Assessing the mental health needs of older people
A number of organisations now provide training for staff in the particular features of dementia and its impact on people's lives. Dementia awareness training should be available to all staff working with older people.
The following is an extract from Cambridgeshire Social Services Department's toolkit for training residential care staff. It aims to help practitioners understand the older person's experience from their point of view.
You and your team may know older people with dementia have the full range of emotions. but think about it:
You have just heard your mother has died and someone is trying to get you to play bingo!

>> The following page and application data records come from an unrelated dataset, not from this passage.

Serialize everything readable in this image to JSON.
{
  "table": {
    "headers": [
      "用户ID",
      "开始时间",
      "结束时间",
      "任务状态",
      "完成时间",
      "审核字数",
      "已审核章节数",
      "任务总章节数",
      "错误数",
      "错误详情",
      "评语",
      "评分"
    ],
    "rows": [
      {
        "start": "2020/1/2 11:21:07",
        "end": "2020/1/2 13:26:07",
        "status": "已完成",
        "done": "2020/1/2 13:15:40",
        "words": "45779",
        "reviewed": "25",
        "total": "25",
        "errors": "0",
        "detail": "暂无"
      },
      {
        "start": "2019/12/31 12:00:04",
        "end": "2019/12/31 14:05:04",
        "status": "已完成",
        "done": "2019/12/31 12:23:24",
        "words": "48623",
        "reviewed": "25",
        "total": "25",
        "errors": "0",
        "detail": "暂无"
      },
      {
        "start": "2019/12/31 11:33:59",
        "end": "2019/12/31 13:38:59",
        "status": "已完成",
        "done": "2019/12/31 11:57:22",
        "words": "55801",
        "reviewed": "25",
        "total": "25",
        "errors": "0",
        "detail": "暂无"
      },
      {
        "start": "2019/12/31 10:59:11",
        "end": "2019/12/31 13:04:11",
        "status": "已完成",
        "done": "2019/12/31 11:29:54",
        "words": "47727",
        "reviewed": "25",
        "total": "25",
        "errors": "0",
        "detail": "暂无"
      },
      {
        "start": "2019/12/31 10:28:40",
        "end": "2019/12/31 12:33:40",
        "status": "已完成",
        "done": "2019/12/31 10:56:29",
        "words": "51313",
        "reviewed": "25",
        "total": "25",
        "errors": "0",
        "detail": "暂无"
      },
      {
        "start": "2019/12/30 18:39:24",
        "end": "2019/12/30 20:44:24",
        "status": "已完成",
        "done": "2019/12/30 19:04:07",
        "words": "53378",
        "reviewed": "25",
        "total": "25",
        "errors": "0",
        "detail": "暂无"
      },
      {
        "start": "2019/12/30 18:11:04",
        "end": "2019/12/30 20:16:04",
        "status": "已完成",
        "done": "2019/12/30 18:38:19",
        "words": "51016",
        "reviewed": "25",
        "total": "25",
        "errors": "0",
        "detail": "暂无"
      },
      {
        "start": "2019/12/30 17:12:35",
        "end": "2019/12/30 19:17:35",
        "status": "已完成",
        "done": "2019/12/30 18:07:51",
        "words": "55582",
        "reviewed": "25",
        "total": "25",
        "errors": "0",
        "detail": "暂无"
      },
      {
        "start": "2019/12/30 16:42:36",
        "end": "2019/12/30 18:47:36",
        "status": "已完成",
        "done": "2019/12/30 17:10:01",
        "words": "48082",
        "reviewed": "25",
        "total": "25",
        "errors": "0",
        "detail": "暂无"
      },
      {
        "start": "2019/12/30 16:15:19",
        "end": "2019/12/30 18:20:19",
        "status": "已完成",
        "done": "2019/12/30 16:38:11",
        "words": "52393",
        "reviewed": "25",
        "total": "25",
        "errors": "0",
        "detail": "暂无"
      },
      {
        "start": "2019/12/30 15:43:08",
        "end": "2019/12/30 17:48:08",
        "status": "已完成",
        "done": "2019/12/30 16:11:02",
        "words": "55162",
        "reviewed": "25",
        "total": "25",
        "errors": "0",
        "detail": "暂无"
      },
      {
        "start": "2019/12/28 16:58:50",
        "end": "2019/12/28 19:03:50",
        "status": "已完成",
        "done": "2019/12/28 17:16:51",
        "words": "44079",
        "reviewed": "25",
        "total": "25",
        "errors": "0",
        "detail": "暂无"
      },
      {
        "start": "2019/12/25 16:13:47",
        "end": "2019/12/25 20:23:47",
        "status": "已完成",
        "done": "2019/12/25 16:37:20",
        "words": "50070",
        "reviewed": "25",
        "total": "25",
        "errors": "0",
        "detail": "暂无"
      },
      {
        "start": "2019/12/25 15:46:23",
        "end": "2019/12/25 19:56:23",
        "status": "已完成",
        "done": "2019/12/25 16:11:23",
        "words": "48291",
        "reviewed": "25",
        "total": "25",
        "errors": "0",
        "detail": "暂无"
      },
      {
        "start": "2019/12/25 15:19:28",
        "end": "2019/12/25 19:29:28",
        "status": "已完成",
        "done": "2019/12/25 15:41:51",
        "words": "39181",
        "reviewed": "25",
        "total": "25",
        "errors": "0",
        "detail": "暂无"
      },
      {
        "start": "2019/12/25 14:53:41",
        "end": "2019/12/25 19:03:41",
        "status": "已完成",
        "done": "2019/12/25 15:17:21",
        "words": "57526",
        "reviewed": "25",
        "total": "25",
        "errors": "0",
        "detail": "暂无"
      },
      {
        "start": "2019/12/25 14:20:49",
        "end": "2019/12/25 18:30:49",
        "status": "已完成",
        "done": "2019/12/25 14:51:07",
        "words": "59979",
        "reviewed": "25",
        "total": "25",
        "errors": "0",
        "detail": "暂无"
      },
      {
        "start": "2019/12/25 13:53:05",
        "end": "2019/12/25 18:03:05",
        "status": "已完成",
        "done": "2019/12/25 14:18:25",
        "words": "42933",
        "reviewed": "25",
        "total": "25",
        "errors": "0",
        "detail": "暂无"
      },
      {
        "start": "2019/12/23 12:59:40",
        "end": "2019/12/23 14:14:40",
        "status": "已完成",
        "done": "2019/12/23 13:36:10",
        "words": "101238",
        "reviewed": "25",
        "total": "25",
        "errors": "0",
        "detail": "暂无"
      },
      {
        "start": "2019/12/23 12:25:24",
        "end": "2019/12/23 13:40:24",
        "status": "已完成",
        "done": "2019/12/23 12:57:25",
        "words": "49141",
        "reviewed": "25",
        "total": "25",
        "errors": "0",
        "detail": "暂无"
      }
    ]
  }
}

You are so ashamed you haven't been able to find the toilet - two strangers force you to take your clothes off and pretend it doesn't matter.
The door won't open - you need to get home to collect your son - the tears of frustration fall down your face - RELIEF, there's someone on the other side - you shout - they just smile and walk away.
Manners maketh man - you can hear your father's voice. Food and meals were central to your family life as a daughter and mother. How could you be at a table with people who spill food down their front, spit it out and this woman who keeps trying to force you to eat?
There are strangers trying to kiss you pretending to be your family - you've never seen them before - no one understands - all the people around you are conned by them.
Alarms go off all the time in this place. Should you be doing something or going somewhere? - the fire might get you!
Why do they call me Elizabeth?...no one does...I'm Libby!
Best practice in dementia care: A training strategy toolkit, Cambridgeshire SSD
Try to understand 'difficult' behaviour such as aggression, or apparently aimless walking about (try to avoid the term 'wandering') by thinking about the possible meaning behind the behaviour for the older person.
The following is a case example from Royal College of Psychiatrists Changing Minds campaign:
He used to be an angry young man but now he's an angry old one. He was quite a sight in those days - printing pamphlets, shouting from the platform, struggling with the police. He was a leader of the student revolution. They took notice of him then. Now they only pay attention when he threatens the nurse with his stick.
Dementia affects the brain. The person gradually loses his intelligence, his memory and his personality. Some go quietly, others rebel. They can shout or swear or even strike out. This is distressing for people close to them.
But for the man himself? Perhaps it is better than being invisible.Changing Minds - Alzheimer's Disease and Dementia © Royal College of Psychiatrists (2003)
People who develop behaviour that challenges should be assessed to try to establish the underlying causes, including possible physical ones, and to identify suitable interventions tailored to the individual.
The need for good communication skills in working with people with dementia is increasingly recognised. Much of this work has been undertaken within residential and day care services, but can also be applied to assessment services.
The Bradford Dementia Group, for example, has evolved an approach based on understanding that all observed behaviour carries a communication. Their method of working, first developed by Tom Kitwood, is called Dementia Care Mapping.
The Joseph Rowntree Foundation has identified a range of communication approaches and techniques that help workers understand their clients' views and preferences: Exploring ways for staff to consult people with dementia about services.
The Alzheimer's Society's Building on strengths training package involves identifying an individual's strengths and abilities, and finding ways to support the person to retain these abilities and build on them to enhance self-esteem and independence. For example, a person with dementia may be able to continue to dress themselves so long as someone has laid out the clothes ready for them, in the right order.
The Brighton-based consultancy and training organisation Dementia Care Matters is developing an approach called 'Being Together with Dementia', based on the idea of 'relationship-centred care', in which the emphasis is on the person with dementia's relationship with their partner or other significant people. Pilots in Peterborough and Hounslow have involved facilitating couples to explore what being together with dementia means for them, and to see how this experience can be used to enhance dementia care.
For other innovations and developments in dementia care, see the work of the regional Dementia Care Services Development Centres.
The Alzheimer's Society produces a range of advice sheets to help carers cope with particular behaviours.
The Royal College of Psychiatrists has produced a leaflet on dementia as part of their Changing Minds campaign.
Next: Mental capacity